From 2006 to 2007, Quebec became the scene of a series of controversies regarding the integration of people of culturally diverse origins. It was a period where almost all of the headlines regarding immigration included the words “reasonable accommodation.” The work of the Bouchard-Taylor Commission in 2007 and 2008 represented, in fact, the first time that interculturalism was studied as a public policy alternative to multiculturalism. The final report concluded that the interculturalism approach was favoured by the majority of Quebec stakeholders who spoke to the Commission. They rejected multiculturalism due to its often overly simplified vision, which was not well-adapted to the Quebec reality.

Assessment of the Quebec Model

More than a decade later, no consensus has been reached regarding the concept of interculturalism in Quebec, a model which is not officially enshrined in the legislation. The legacy of social debate regarding the Quebec approach to integration and inclusion of diversity is, however, clearer. The popularity of the concept of interculturalism in community life and public policy is readily apparent in Quebec. Following the reasonable accommodation “crisis,” there has been popular demand for identity policies in Quebec. This is particularly exemplified by the Quebec Values Charter (2013–2014), Act 62 regarding banning a person whose face is covered from delivering or receiving a public service (2017), and the Act respecting the laicity of the State (2019).

Quebec Values Charter
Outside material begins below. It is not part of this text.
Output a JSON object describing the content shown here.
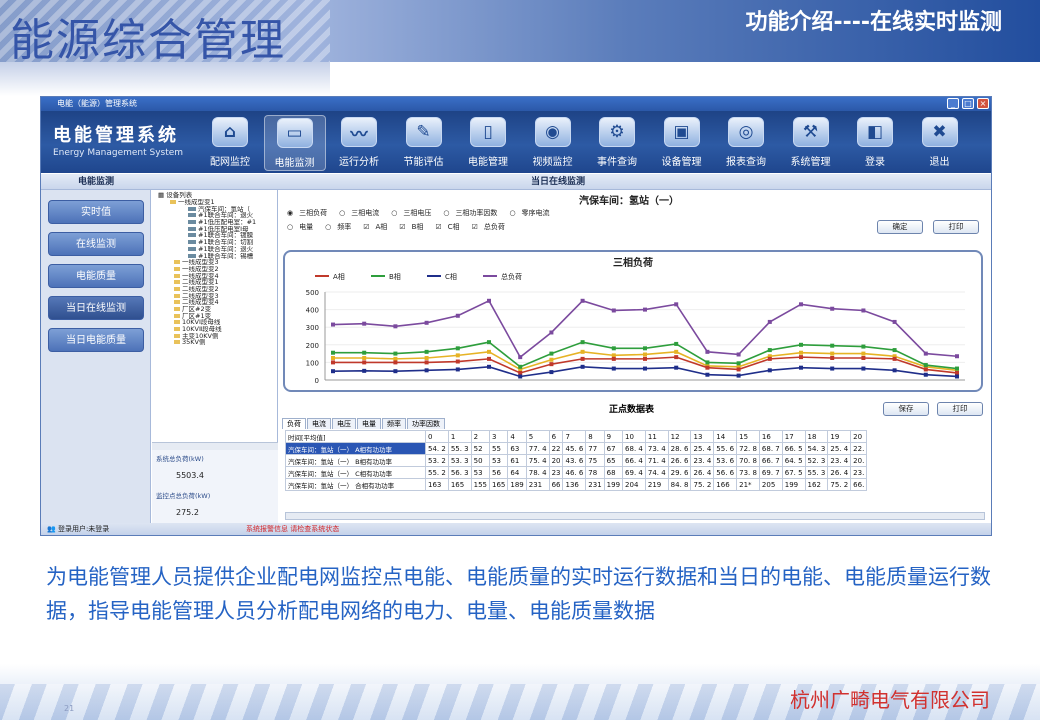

There is a lesser degree of consensus regarding the issue of secularism in Quebec than regarding the importance of the French Language. The passing, on 16 June 2019, of the Act respecting the laicity of the State (Bill 21) changed the landscape of intercultural relations in Quebec. This law prohibits the wearing of religious symbols by those in a position of coercive authority. This is also true for teachers in the francophone public school system. While there is agreement in Quebec regarding the importance of the State’s religious neutrality, the same cannot be said regarding the wearing of religious symbols. This is a sensitive issue, which has been strongly denounced as a potential infringement on religious freedom.

Finally, there is a fundamental difference between the Quebec and Canadian approaches. Canadian multiculturalism is a federal policy and is officially enshrined in the Canadian Multiculturalism Act. Conversely, Quebec interculturalism is not, strictly speaking, either a policy or a law.

There has, however, been some willingness shown in Quebec political circles to formalize interculturalism. A number of politicians would like a bill or a policy statement which would better define the Quebec integration model. In March 2015, before the Coalition Avenir Québec came to power, its leader, François Legault, put forward a “plan intended to give Quebec a law regarding Quebec interculturalism.” Two years later, the Quebec Liberal Party proposed the Policy on Quebec Affirmation and Canadian Relations (2017). This policy required that, among other things, Quebec adopt an official policy in this regard, in order to recognize interculturalism.

In summary, for a number of decades, the Quebec and Canadian governments have often expressed two different views regarding diversity and inclusion (although there is nothing to indicate that they are pursuing contradictory objectives). It must, however, be acknowledged that they prefer assigning different names to a single, identical reality. This reflects the diverging views of Quebec and Canada regarding integration which are based, in large part, on the different linguistic contexts.